Data records for software interfaces:
- Opening Delimiter -

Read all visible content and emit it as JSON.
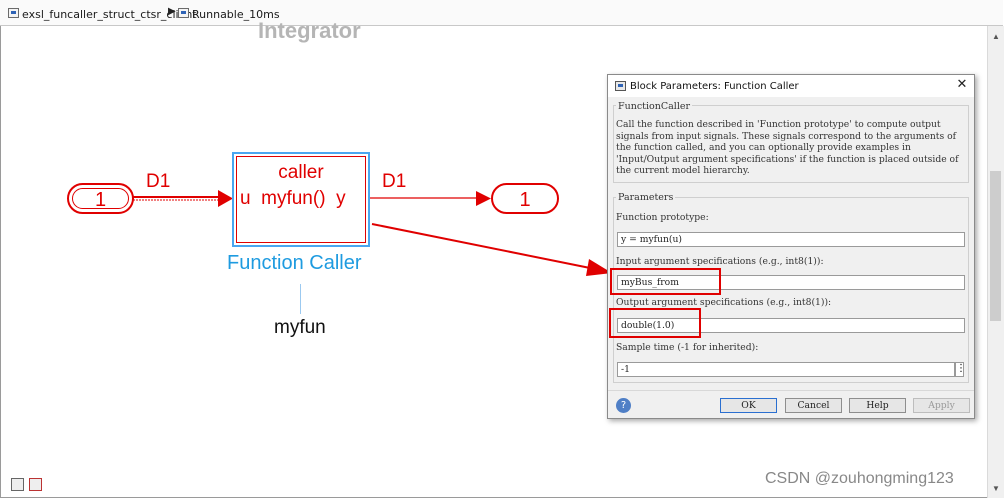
{
  "breadcrumb": {
    "items": [
      {
        "label": "exsl_funcaller_struct_ctsr_client",
        "icon": "model-icon"
      },
      {
        "label": "Runnable_10ms",
        "icon": "subsystem-icon"
      }
    ],
    "separator": "▶"
  },
  "diagram": {
    "background_title": "Integrator",
    "inport": {
      "number": "1"
    },
    "outport": {
      "number": "1"
    },
    "input_signal": "D1",
    "output_signal": "D1",
    "block": {
      "caller_text": "caller",
      "signature": "u  myfun()  y",
      "name": "Function Caller",
      "function_label": "myfun"
    },
    "colors": {
      "signal": "#e00000",
      "block_selection": "#4aa6f0",
      "block_name": "#1e9be0"
    }
  },
  "dialog": {
    "title": "Block Parameters: Function Caller",
    "description_group": "FunctionCaller",
    "description": "Call the function described in 'Function prototype' to compute output signals from input signals. These signals correspond to the arguments of the function called, and you can optionally provide examples in 'Input/Output argument specifications' if the function is placed outside of the current model hierarchy.",
    "parameters_group": "Parameters",
    "function_prototype_label": "Function prototype:",
    "function_prototype_value": "y = myfun(u)",
    "input_spec_label": "Input argument specifications (e.g., int8(1)):",
    "input_spec_value": "myBus_from",
    "output_spec_label": "Output argument specifications (e.g., int8(1)):",
    "output_spec_value": "double(1.0)",
    "sample_time_label": "Sample time (-1 for inherited):",
    "sample_time_value": "-1",
    "buttons": {
      "ok": "OK",
      "cancel": "Cancel",
      "help": "Help",
      "apply": "Apply"
    }
  },
  "watermark": "CSDN @zouhongming123"
}
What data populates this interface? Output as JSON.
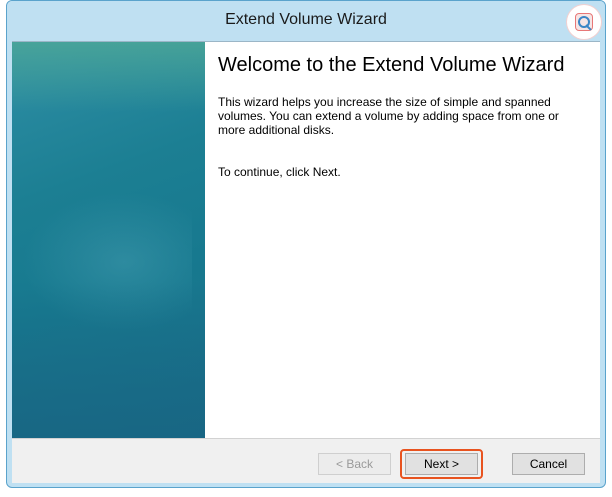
{
  "window": {
    "title": "Extend Volume Wizard"
  },
  "main": {
    "heading": "Welcome to the Extend Volume Wizard",
    "description": "This wizard helps you increase the size of simple and spanned volumes. You can extend a volume  by adding space from one or more additional disks.",
    "continue_text": "To continue, click Next."
  },
  "buttons": {
    "back_label": "< Back",
    "next_label": "Next >",
    "cancel_label": "Cancel"
  },
  "colors": {
    "titlebar": "#bfe0f2",
    "side_panel": "#1c7f93",
    "highlight": "#e8531f"
  }
}
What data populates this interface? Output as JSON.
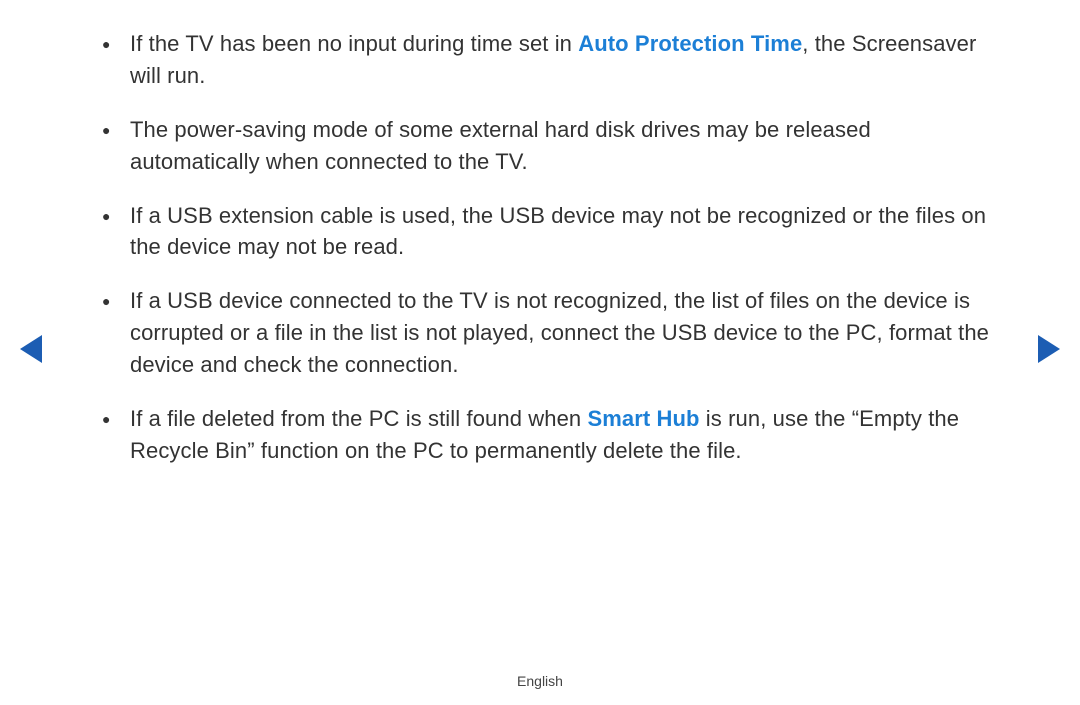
{
  "bullets": [
    {
      "pre": "If the TV has been no input during time set in ",
      "highlight": "Auto Protection Time",
      "post": ", the Screensaver will run."
    },
    {
      "pre": "The power-saving mode of some external hard disk drives may be released automatically when connected to the TV.",
      "highlight": "",
      "post": ""
    },
    {
      "pre": "If a USB extension cable is used, the USB device may not be recognized or the files on the device may not be read.",
      "highlight": "",
      "post": ""
    },
    {
      "pre": "If a USB device connected to the TV is not recognized, the list of files on the device is corrupted or a file in the list is not played, connect the USB device to the PC, format the device and check the connection.",
      "highlight": "",
      "post": ""
    },
    {
      "pre": "If a file deleted from the PC is still found when ",
      "highlight": "Smart Hub",
      "post": " is run, use the “Empty the Recycle Bin” function on the PC to permanently delete the file."
    }
  ],
  "footer": {
    "language": "English"
  }
}
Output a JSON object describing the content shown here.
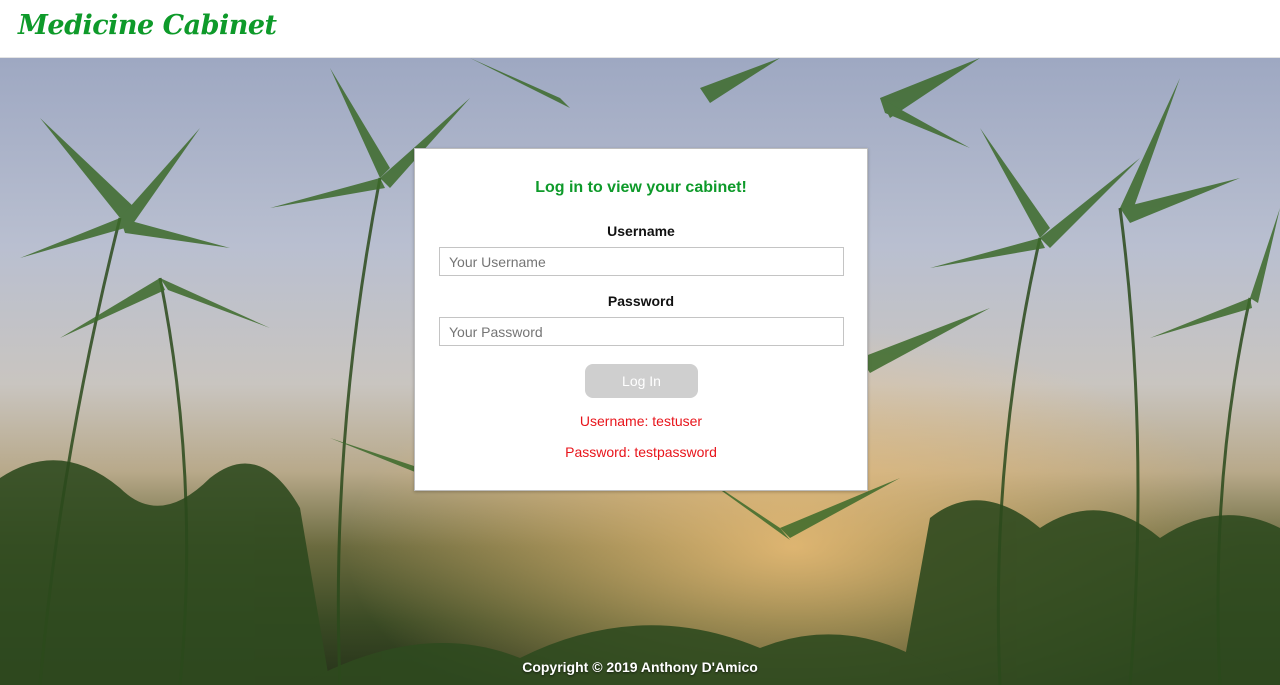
{
  "header": {
    "brand": "Medicine Cabinet"
  },
  "login": {
    "title": "Log in to view your cabinet!",
    "username_label": "Username",
    "username_placeholder": "Your Username",
    "password_label": "Password",
    "password_placeholder": "Your Password",
    "submit_label": "Log In",
    "hint_username": "Username: testuser",
    "hint_password": "Password: testpassword"
  },
  "footer": {
    "copyright": "Copyright © 2019 Anthony D'Amico"
  },
  "colors": {
    "brand_green": "#0e9a2a",
    "hint_red": "#e8141b",
    "button_disabled": "#cfcfcf"
  }
}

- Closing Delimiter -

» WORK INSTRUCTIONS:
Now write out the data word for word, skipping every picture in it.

» EXERCISE RESULT:
Read all visible content and emit it as JSON.
{
  "breadcrumb": {
    "items": [
      {
        "label": "exsl_funcaller_struct_ctsr_client",
        "icon": "model-icon"
      },
      {
        "label": "Runnable_10ms",
        "icon": "subsystem-icon"
      }
    ],
    "separator": "▶"
  },
  "diagram": {
    "background_title": "Integrator",
    "inport": {
      "number": "1"
    },
    "outport": {
      "number": "1"
    },
    "input_signal": "D1",
    "output_signal": "D1",
    "block": {
      "caller_text": "caller",
      "signature": "u  myfun()  y",
      "name": "Function Caller",
      "function_label": "myfun"
    },
    "colors": {
      "signal": "#e00000",
      "block_selection": "#4aa6f0",
      "block_name": "#1e9be0"
    }
  },
  "dialog": {
    "title": "Block Parameters: Function Caller",
    "description_group": "FunctionCaller",
    "description": "Call the function described in 'Function prototype' to compute output signals from input signals. These signals correspond to the arguments of the function called, and you can optionally provide examples in 'Input/Output argument specifications' if the function is placed outside of the current model hierarchy.",
    "parameters_group": "Parameters",
    "function_prototype_label": "Function prototype:",
    "function_prototype_value": "y = myfun(u)",
    "input_spec_label": "Input argument specifications (e.g., int8(1)):",
    "input_spec_value": "myBus_from",
    "output_spec_label": "Output argument specifications (e.g., int8(1)):",
    "output_spec_value": "double(1.0)",
    "sample_time_label": "Sample time (-1 for inherited):",
    "sample_time_value": "-1",
    "buttons": {
      "ok": "OK",
      "cancel": "Cancel",
      "help": "Help",
      "apply": "Apply"
    }
  },
  "watermark": "CSDN @zouhongming123"
}
What data populates this interface? Output as JSON.
{
  "window": {
    "title": "Extend Volume Wizard"
  },
  "main": {
    "heading": "Welcome to the Extend Volume Wizard",
    "description": "This wizard helps you increase the size of simple and spanned volumes. You can extend a volume  by adding space from one or more additional disks.",
    "continue_text": "To continue, click Next."
  },
  "buttons": {
    "back_label": "< Back",
    "next_label": "Next >",
    "cancel_label": "Cancel"
  },
  "colors": {
    "titlebar": "#bfe0f2",
    "side_panel": "#1c7f93",
    "highlight": "#e8531f"
  }
}
What data populates this interface? Output as JSON.
{
  "bullets": [
    {
      "pre": "If the TV has been no input during time set in ",
      "highlight": "Auto Protection Time",
      "post": ", the Screensaver will run."
    },
    {
      "pre": "The power-saving mode of some external hard disk drives may be released automatically when connected to the TV.",
      "highlight": "",
      "post": ""
    },
    {
      "pre": "If a USB extension cable is used, the USB device may not be recognized or the files on the device may not be read.",
      "highlight": "",
      "post": ""
    },
    {
      "pre": "If a USB device connected to the TV is not recognized, the list of files on the device is corrupted or a file in the list is not played, connect the USB device to the PC, format the device and check the connection.",
      "highlight": "",
      "post": ""
    },
    {
      "pre": "If a file deleted from the PC is still found when ",
      "highlight": "Smart Hub",
      "post": " is run, use the “Empty the Recycle Bin” function on the PC to permanently delete the file."
    }
  ],
  "footer": {
    "language": "English"
  }
}
Output a JSON object describing the content shown here.
{
  "header": {
    "brand": "Medicine Cabinet"
  },
  "login": {
    "title": "Log in to view your cabinet!",
    "username_label": "Username",
    "username_placeholder": "Your Username",
    "password_label": "Password",
    "password_placeholder": "Your Password",
    "submit_label": "Log In",
    "hint_username": "Username: testuser",
    "hint_password": "Password: testpassword"
  },
  "footer": {
    "copyright": "Copyright © 2019 Anthony D'Amico"
  },
  "colors": {
    "brand_green": "#0e9a2a",
    "hint_red": "#e8141b",
    "button_disabled": "#cfcfcf"
  }
}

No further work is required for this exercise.